Carnegie officials say they are excited about the prospect of a GetGo convenience store and gas station coming to town.
Borough manager Stephen Beuter said the project would mesh nicely with the number of smaller specialty businesses that have opened in the borough.
“This project would create a nice balance,” he said.
The gas station, café and convenience store complex still is in the planning stages, but Giant Eagle Inc. representatives gave some details to the borough council during a Nov. 4 workshop meeting.
The location, in the 300 block of East Main Street, includes eight parcels of land between East Main and Lydia streets. Giant Eagle still is in the process of acquiring all the property, some of which includes privately owned businesses. The entire area is about 1.5 acres. The business would be open 24 hours.
Giant Eagle spokesman Dick Roberts said developers still are working to get the proper approvals to move forward with the project.
The gas-station portion of the business would include eight gas pumps with 16 spaces — one on each side of the pump. The indoor café area would include 34 seats, and there would be 16 seats outside. The entire land area, Giant Eagle representatives said, would have to be raised because part of it is in a flood plain.
Carnegie Mayor Jack Kobistek said that while the land would have to be rezoned for commercial use, he welcomes the idea of the convenience store coming to the borough.
The borough will benefit from the traffic and tax revenue, he said.
“I think these types of convenience stores that double as restaurants have become extremely popular with today's consumer,” he said. “And GetGo is very popular in today's market.”

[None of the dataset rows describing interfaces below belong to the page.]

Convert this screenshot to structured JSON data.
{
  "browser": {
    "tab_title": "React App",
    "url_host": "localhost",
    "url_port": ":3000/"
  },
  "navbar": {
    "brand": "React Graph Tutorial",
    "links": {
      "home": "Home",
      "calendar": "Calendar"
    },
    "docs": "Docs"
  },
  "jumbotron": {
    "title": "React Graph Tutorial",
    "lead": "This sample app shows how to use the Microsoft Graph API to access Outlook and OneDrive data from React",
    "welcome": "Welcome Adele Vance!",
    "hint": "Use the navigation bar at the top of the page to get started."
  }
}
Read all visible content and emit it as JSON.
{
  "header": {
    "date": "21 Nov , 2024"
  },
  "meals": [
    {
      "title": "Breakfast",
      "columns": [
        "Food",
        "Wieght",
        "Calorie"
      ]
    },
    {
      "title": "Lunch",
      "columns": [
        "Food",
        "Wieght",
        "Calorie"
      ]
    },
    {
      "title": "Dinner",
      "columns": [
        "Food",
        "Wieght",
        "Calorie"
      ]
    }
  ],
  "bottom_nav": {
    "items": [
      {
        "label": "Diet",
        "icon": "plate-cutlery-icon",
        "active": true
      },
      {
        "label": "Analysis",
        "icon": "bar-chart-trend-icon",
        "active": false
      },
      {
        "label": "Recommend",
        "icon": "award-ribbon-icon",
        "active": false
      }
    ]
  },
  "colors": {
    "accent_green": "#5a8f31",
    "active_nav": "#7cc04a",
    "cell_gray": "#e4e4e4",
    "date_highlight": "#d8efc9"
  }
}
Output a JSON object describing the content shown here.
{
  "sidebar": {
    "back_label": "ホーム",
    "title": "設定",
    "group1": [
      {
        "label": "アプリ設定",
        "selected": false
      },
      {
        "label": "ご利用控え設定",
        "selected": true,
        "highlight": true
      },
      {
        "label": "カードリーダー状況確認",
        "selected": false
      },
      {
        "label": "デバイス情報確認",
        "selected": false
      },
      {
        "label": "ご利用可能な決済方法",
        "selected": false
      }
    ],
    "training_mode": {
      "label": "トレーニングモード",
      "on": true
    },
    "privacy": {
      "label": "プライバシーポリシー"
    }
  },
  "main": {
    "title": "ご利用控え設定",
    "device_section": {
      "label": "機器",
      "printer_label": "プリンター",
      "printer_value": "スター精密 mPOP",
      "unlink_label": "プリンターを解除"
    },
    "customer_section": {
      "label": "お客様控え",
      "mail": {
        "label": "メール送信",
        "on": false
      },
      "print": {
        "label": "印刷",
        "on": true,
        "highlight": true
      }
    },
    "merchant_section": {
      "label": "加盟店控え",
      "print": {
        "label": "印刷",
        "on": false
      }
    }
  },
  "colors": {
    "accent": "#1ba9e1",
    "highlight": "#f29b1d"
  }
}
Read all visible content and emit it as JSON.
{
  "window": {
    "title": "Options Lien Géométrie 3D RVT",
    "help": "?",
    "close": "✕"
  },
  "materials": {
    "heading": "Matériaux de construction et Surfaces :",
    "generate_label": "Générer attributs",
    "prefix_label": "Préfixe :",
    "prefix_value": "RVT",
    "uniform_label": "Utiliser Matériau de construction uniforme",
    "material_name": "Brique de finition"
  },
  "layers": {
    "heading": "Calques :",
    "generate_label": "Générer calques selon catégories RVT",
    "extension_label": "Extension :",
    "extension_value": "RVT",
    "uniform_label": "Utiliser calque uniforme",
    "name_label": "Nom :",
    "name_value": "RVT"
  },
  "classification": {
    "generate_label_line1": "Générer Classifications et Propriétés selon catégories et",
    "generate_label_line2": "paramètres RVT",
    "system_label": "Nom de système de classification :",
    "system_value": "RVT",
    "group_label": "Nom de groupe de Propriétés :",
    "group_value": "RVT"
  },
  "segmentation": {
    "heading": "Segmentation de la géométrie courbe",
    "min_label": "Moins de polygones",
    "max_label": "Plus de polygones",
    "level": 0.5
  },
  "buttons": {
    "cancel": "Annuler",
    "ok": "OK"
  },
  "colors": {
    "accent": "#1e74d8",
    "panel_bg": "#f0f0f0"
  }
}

Megan Guza is a staff writer for Trib Total Media. She can be reached at 412-388-5810 or email@example.com.
Add Megan Guza to your Google+ circles.
Show commenting policy
TribLive commenting policy
You are solely responsible for your comments and by using TribLive.com you agree to our Terms of Service.
We moderate comments. Our goal is to provide substantive commentary for a general readership. By screening submissions, we provide a space where readers can share intelligent and informed commentary that enhances the quality of our news and information.
While most comments will be posted if they are on-topic and not abusive, moderating decisions are subjective. We will make them as carefully and consistently as we can. Because of the volume of reader comments, we cannot review individual moderation decisions with readers.
We value thoughtful comments representing a range of views that make their point quickly and politely. We make an effort to protect discussions from repeated comments either by the same reader or different readers.
We follow the same standards for taste as the daily newspaper. A few things we won't tolerate: personal attacks, obscenity, vulgarity, profanity (including expletives and letters followed by dashes), commercial promotion, impersonations, incoherence, proselytizing and SHOUTING. Don't include URLs to Web sites.
We do not edit comments. They are either approved or deleted. We reserve the right to edit a comment that is quoted or excerpted in an article. In this case, we may fix spelling and punctuation.
We welcome strong opinions and criticism of our work, but we don't want comments to become bogged down with discussions of our policies and we will moderate accordingly.
We appreciate it when readers and people quoted in articles or blog posts point out errors of fact or emphasis and will investigate all assertions. But these suggestions should be sent via e-mail. To avoid distracting other readers, we won't publish comments that suggest a correction. Instead, corrections will be made in a blog post or in an article.
- New digital media center debuts at Chartiers Valley
- Architect says South Fayette district is ready for next step in school expansion
- Carnegie library brings Broadway flair to fundraiser
- Fundraiser in Bridgeville to help family after liver transplant
- Carnegie looks to address borough’s flooding trouble spots
- Oyler: Vacation allows family bonding, exploration of new places
- Family rolls into Bridgeville with ice-cream truck dream